In effect, this Japanese animated film is a giallo, despite coming twenty years after that genre had its best efforts and being made 6,000 miles away.
Mima Kirigoe has left the J-pop group CHAM! to become an actress on a detective show called Double Bind. Many of her fans are upset that she’s left behind the innocent character that she had portrayed for a more adult role and some of her fanbase are not the young girls who traditionally love this style of music; Mima’s fans are dangerous stalkers that send mail bombs and create websites that don’t just describe her daily life but somehow her thoughts in way too knowing detail.
As Mima’s part in the show grows — including a graphic scene of assault that will destroy her clean image forever — she becomes increasingly disconnected from reality, obsessed with the website of her life and even seeing her past self.
And then everyone close to her starts dying and the evidence points to Mima.
Through it all, our heroine finishes the show and learns that her character has killed and assumed the identity of her beloved sister because of dissociative identity disorder. As the crew leaves, one of her stalks attempts to make the assault scene real under orders from the real Mima.
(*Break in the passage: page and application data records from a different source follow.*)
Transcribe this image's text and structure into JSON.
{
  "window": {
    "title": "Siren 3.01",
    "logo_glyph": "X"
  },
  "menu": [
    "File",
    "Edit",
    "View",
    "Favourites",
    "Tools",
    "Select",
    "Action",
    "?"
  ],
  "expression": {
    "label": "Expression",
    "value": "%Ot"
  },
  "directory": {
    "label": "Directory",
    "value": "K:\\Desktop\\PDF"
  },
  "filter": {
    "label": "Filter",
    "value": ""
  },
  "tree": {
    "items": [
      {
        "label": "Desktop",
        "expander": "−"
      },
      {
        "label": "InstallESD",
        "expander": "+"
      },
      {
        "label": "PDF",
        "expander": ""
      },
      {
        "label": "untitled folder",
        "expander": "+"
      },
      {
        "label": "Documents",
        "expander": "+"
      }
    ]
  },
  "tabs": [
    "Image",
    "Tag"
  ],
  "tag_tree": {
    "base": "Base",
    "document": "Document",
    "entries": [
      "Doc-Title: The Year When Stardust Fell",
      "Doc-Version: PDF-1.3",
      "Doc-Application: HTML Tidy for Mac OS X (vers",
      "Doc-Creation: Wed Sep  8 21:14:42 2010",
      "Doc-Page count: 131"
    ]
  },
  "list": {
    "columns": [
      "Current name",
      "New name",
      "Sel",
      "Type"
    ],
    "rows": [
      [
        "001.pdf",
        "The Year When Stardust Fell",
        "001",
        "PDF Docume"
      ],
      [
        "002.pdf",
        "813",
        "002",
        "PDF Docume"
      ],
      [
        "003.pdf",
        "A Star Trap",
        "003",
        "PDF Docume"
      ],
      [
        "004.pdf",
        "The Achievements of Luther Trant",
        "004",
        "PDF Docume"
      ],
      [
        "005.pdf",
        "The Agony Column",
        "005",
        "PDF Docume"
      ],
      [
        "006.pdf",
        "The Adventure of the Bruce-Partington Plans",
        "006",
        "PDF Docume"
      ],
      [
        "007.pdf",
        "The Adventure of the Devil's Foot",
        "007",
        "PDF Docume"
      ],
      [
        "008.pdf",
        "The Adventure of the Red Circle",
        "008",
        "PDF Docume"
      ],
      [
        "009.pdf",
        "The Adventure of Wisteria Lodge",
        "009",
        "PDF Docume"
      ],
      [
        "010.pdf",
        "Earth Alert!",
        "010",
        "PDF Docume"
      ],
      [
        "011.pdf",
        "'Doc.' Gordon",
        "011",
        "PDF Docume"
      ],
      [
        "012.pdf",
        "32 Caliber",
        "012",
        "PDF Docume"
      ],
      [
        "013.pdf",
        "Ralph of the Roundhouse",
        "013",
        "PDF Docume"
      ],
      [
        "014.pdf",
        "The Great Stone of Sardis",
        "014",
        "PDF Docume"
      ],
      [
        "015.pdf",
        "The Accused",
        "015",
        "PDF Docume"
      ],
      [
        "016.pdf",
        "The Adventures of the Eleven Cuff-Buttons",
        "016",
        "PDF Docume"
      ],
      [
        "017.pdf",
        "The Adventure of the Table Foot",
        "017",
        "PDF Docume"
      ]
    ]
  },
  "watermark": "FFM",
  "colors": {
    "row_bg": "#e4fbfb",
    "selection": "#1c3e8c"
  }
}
So who is the real Mima? Does innocence have to be lost for us to move beyond our past? And how many times did Darren Aronofsky watch this? Not only did he take a scene directly out of it for Requiem for a Dream, he had to admit that there are similarities in his movie Black Swan.